If adopted, the bill also would freeze Gov. Tim Pawlenty's "unallotment" of cities' 2010 Local Government Aid and Market Value Credit funds and keep that funding at 2009 levels.

"We believe these cuts will be so devastating in the long run that we have to stop them," said Tim Flaherty, the executive director of the CGMC, in a press conference by telephone Friday morning.

The bill would expand Minnesota's sales tax to include facials, manicures, tattoos and body piercings. It would not include haircuts.

Repeated cuts to LGA have had cities scrambling in recent years to cover lost dollars.

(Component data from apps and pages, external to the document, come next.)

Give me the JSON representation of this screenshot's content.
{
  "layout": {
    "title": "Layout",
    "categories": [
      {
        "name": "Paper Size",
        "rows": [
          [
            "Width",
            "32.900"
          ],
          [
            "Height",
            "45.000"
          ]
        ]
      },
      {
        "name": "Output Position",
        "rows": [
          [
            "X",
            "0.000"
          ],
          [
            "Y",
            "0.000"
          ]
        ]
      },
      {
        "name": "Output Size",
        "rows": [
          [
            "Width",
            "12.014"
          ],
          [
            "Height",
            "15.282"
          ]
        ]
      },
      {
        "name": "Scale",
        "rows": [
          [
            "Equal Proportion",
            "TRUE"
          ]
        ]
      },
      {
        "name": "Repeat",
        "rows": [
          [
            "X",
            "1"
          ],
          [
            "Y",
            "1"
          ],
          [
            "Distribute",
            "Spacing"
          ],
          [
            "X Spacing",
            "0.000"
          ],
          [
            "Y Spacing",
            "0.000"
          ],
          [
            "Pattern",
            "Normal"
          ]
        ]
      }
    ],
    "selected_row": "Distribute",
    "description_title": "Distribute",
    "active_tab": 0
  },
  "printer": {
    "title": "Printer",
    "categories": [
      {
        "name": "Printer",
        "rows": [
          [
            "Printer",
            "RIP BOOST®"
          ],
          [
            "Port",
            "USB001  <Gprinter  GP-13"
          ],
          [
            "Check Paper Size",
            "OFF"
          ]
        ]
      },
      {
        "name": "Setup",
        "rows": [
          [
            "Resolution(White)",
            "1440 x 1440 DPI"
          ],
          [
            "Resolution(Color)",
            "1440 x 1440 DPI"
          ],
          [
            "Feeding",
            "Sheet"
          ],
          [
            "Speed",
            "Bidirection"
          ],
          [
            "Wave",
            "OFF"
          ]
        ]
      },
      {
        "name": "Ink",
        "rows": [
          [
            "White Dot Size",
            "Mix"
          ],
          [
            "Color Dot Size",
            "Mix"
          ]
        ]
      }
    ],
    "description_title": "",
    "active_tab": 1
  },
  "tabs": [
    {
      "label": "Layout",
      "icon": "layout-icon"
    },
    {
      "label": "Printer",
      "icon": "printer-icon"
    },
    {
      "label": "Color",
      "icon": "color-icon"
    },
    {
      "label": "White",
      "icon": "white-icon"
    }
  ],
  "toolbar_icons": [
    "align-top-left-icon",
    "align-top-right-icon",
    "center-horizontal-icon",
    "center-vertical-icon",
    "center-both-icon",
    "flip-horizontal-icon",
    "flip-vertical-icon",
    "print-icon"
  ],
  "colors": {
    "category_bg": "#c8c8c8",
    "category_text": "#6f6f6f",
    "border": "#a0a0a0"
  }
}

Cloquet Mayor Bruce Ahlgren said cities have been cutting staff and reducing essential services.

"Something needs to be done to make sure our communities stay strong," he said.

The Coalition noted that LGA comprises 2.9 percent of the state's budget but has been asked to cover up to 16 percent of Pawlenty's 2010 budget plan, not including the delay in funding to school districts.

"I do endorse this because I know the governor has asked for additional ideas as to how to balance the budget," Ahlgren said.

Flaherty acknowledge Pawlenty's opposition to tax increases, saying that Republicans are not in favor of new revenue sources and the DFL is advocating for new income or property tax increases.

He said he hopes this bill could be a compromise.

"This is a starting point for the discussion," he said.

The CGMC, he said, will be working in the next 2-3 weeks to obtain bi-partnership support for the bill, which has been authored by Sen. Rod Skoe, DFL-Clearbrook, in the Senate and Rep. Dave Olin, DFL-Thief River Falls, in the House of Representatives.

If legislators are opposed to the bill, Flaherty said, the Coalition will simply ask them what they are willing to support.

"I can't believe people aren't going to think this is better and less of an impact on economic recovery than all these layoffs and service cuts and property tax increases," he said.